1. Increase in asylum cases: The number of asylum cases has increased significantly in recent years, particularly among individuals from Central America. For example, data from the EOIR shows that there were nearly 100,000 asylum cases pending as of June 2021, an increase of more than 50% from just two years earlier.

2. Increased focus on procedural rules: In recent years, there has been an increased focus on procedural rules in immigration court cases. This is due in part to the backlog of cases and the need to prioritize cases based on factors such as whether the individual has a criminal record, time spent in the United States, or whether they have a medical condition.

3. Expansion of expedited removal: The Trump administration expanded the use of expedited removal, which allows for the immediate deportation of individuals who are apprehended at the border without proper documentation. The Biden administration has since rescinded this policy, but it remains controversial and is likely to be the subject of litigation in the coming years.

4. Increased use of technology: Immigration courts have increasingly turned to technology to help manage the backlog of cases. For example, officials have increased the use of video conferencing to conduct hearings remotely, which can help to reduce delays and expedite the processing of cases.


Immigration court cases play a critical role in shaping policy and jurisprudence related to immigration law. These cases have significant implications for both immigrants and society at large, impacting access to employment, legal status, and economic opportunities. As such, it is essential to understand the legal dimensions of immigration court decisions and to stay up-to-date with recent developments and trends. While there is no easy solution to the challenges posed by immigration law, a greater understanding of the legal landscape can help to inform policy decisions and ensure that members of society are treated fairly and justly.

Clark v. Martinez

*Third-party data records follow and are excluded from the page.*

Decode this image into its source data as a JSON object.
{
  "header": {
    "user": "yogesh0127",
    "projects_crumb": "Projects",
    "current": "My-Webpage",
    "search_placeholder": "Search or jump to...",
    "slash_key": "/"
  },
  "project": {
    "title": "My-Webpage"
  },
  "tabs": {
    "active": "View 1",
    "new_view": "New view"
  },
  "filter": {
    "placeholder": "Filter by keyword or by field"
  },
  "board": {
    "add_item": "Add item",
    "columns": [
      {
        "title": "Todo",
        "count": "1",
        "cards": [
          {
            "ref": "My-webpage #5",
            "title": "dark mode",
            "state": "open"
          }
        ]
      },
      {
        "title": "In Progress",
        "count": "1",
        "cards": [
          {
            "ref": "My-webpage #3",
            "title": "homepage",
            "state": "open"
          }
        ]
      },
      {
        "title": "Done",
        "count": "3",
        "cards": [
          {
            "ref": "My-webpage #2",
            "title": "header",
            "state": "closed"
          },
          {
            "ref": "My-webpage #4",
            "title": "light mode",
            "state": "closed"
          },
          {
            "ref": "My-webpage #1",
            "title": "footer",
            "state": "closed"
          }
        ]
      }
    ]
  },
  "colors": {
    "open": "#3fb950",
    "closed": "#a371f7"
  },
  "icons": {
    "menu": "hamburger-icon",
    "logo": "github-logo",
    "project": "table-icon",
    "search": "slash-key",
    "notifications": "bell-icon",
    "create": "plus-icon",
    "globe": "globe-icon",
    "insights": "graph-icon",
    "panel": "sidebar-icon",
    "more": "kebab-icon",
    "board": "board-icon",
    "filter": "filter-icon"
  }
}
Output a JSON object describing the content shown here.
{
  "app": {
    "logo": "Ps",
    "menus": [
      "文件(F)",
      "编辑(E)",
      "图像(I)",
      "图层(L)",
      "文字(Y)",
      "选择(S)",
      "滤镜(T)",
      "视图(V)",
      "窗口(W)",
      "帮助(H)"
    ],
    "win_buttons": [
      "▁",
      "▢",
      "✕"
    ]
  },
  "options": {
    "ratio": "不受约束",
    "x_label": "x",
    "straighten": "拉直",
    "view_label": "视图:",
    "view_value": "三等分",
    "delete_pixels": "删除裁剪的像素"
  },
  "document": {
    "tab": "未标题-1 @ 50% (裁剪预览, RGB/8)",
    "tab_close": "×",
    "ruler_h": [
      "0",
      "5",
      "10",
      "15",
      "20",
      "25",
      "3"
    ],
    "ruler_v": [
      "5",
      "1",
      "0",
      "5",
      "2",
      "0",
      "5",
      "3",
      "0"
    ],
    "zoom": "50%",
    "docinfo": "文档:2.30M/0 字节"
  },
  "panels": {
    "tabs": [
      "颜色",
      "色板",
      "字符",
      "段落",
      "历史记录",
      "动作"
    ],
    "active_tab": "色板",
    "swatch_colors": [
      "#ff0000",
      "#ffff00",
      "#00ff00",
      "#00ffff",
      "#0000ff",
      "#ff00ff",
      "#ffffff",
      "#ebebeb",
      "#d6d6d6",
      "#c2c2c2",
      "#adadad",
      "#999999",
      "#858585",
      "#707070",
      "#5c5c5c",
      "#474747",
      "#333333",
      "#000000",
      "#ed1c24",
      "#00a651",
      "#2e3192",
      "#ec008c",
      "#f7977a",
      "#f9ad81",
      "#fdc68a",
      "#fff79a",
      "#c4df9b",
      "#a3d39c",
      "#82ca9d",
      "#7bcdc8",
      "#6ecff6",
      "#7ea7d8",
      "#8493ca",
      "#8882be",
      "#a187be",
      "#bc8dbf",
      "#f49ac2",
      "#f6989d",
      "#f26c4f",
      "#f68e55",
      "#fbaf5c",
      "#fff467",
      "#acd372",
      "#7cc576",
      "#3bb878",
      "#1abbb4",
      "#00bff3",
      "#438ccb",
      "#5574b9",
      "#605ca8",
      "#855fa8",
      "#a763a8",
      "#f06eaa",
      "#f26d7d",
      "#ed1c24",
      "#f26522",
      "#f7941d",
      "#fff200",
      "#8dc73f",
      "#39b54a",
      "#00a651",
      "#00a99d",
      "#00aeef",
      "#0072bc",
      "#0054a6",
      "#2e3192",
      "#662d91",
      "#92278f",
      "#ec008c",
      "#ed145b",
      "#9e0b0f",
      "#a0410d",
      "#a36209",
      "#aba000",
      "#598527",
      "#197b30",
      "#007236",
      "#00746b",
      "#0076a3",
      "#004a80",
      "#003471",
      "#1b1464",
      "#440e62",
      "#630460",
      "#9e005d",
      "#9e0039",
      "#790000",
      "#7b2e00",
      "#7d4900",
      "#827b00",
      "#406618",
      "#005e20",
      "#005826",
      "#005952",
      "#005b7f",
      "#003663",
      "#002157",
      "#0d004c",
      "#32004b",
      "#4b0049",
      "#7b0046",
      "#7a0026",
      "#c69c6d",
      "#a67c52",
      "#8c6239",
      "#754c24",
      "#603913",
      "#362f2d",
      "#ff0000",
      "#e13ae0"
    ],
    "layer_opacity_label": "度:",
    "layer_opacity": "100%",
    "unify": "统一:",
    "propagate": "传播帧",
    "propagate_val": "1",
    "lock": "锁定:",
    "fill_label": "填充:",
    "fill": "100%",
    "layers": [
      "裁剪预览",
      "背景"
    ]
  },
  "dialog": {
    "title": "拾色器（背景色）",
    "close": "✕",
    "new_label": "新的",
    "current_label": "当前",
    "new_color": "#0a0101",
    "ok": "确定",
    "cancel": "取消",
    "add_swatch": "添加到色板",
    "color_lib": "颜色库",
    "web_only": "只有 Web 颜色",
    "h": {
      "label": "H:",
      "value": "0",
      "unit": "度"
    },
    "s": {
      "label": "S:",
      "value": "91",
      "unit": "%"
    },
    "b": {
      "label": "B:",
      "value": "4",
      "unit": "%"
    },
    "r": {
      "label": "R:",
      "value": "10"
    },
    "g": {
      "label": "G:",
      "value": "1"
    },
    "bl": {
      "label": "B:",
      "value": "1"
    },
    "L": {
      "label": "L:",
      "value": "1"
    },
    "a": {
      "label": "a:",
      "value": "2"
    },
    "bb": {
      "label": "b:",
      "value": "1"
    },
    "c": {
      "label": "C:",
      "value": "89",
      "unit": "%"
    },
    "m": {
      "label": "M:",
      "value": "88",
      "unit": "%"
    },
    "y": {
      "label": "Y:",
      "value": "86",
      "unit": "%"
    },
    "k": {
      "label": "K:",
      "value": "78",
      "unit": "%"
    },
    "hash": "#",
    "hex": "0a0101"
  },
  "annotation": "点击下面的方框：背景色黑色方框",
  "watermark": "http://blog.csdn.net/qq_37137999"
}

The Supreme Court decided that extended detention is not authorized if removal is no longer reasonably foreseeable.  In the case, often paralleled with the Benitez v. Russels case, both Daniel Benitez and Sergio Martinez were ordered to be deported or removed from the United States.  However, Cuba refused to accept them, forcing both men into detention for an extended period of time.  The Supreme Court decided that the statutes granted by the government to detain inadmissible aliens for longer than 90 days was incorrect.

Leocal V. Ashcroft

A DUI crime does not require the defendant to have intent to commit the crime. ¬†The Court determined that, in immigration law, DUI was not considered a “crime of violence.” because it does not require proof of a mental state.

Lopez V. Gonzales, Carrillo-Esparza V. United States, Flores-Figueroa V. United States

The implications of these immigration court cases are not unnoticed by immigration law.  The need for immigration reform back logged by over 100,000 immigration cases.  In a brighter future, both immigrants and native-born U.S. citizens can work together for better working conditions without the fear of unfair deportation.  Immigration laws are continually re-interpreted to fit the issues presenting themselves in the United States.

However, to change the broken system of immigration requires reform that promotes economic opportunity, is comprehensive, and looks towards long-term solutions.  Without change in immigration litigation and policy, immigration court, immigration law, and immigrants themselves will continue to be affected, regardless of the decisions made by the Supreme Court.